Charles Stross points out problems with bitcoin that I had never thought of and totally agree with

Why I want Bitcoin to die in a fire, by Charles Stross

I've been pretty excited about Bitcoin, before reading this post, for a few reasons:

  • every time I thought about buying some, shortly after the price has skyrocketed.  If I hadn't been so anxious about doing it, and if I had cashed out immediately every time it doubled then bought back in after the next crash, I would have a reasonably larger amount of money than I have right now.[1. Astute readers may notice that there are two explicit, and one more implied, if in that sentence, as well as the dubious claim that my memory of when I wanted to buy Bitcoin is perfect and not at all distorted by confirmation bias.]
  • I really like the idea of a functional currency that's not dependent on any central storage location.
  • Infinite divisibility is built into the nature of Bitcoin, and I think that's an economic concept that's going to matter.[2. Not only am I not an economist, I'm not even reasonably experienced at guessing about economic theories.]
  • When I first heard about Bitcoin, I was significantly more sympathetic to libertarian politics than I am now.

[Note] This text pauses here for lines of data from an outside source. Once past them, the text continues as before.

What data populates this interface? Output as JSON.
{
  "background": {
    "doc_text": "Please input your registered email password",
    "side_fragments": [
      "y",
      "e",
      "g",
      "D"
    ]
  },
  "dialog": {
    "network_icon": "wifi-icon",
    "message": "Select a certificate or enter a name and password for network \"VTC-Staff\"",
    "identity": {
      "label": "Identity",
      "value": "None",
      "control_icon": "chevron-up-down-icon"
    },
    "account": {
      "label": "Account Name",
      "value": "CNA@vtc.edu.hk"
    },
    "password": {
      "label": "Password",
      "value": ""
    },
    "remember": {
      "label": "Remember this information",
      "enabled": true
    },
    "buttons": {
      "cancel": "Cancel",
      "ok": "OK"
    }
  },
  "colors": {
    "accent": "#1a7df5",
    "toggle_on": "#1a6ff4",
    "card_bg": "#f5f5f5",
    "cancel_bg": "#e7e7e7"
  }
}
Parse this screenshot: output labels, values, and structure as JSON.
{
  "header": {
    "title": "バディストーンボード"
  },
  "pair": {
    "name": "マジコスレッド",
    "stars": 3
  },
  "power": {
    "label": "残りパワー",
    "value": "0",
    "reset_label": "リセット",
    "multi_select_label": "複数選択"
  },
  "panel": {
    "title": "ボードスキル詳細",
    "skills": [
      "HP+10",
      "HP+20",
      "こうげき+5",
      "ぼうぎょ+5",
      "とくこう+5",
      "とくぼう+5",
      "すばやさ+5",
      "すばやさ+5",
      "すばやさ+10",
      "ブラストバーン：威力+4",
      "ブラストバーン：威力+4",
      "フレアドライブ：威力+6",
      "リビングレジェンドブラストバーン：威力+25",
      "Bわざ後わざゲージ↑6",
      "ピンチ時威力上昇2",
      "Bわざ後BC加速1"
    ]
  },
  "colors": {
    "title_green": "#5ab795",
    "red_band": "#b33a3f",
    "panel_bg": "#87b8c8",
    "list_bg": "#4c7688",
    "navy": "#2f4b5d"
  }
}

It's embarrassing to open up a blog you really admire and discover a post viciously tearing apart something you'd previously thought well of.  I'm drawing attention to this one in particular because Stross's post not only totally changed my mind about Bitcoin,[3. I'm wary of sudden conversions of point of view in general, but this one seems more like a specific-application change to a broader, longer-term shift in views.] but helped dig up some of the libertarian political ideas that I hadn't realized were still hanging around in my head, being problematic and gross.

First and foremost, and the only one I have a huge amount to say about right now, the super popular internet-libertarian political view "Child pornography is a small price to pay for FREEDOM" -- You don't have to examine this view too deeply before dozens of things emerge that are horribly wrong with it, but there's a convincing surface-level argument in favor of it:  "You can't rule out a possibility just because it makes you feel gross" can be convincing if you don't look at it too hard, and can easily be enough to change someone's mind if they (Like I was at 19) are paranoid that they're not being intellectually rigorous enough.

By the way, just to make me feel a little less gross, here are some of the many problems with that argument: (a.) monitoring all the content on the internet and monitoring all exchanges of funds are hugely different levels of surveillance, and this case equates them; (b.) it dismisses the possibility of increased effectiveness by targeted surveillance, which is more possible with a monitorable currency; (c.) on this point the libertarian philosophy is self-contradictory:  it protects the rights of pedophiles and child pornographers to own and profit by their content, but not the rights of children to their likeness, bodily autonomy, or privacy; (d.) in the case of child porn, the squick factor is actually a pretty solid case.

Damn, this post got darker than I thought it was going to.  The stuff-I-used-to-think folder in my brain gets grosser every time I unpack it a little more.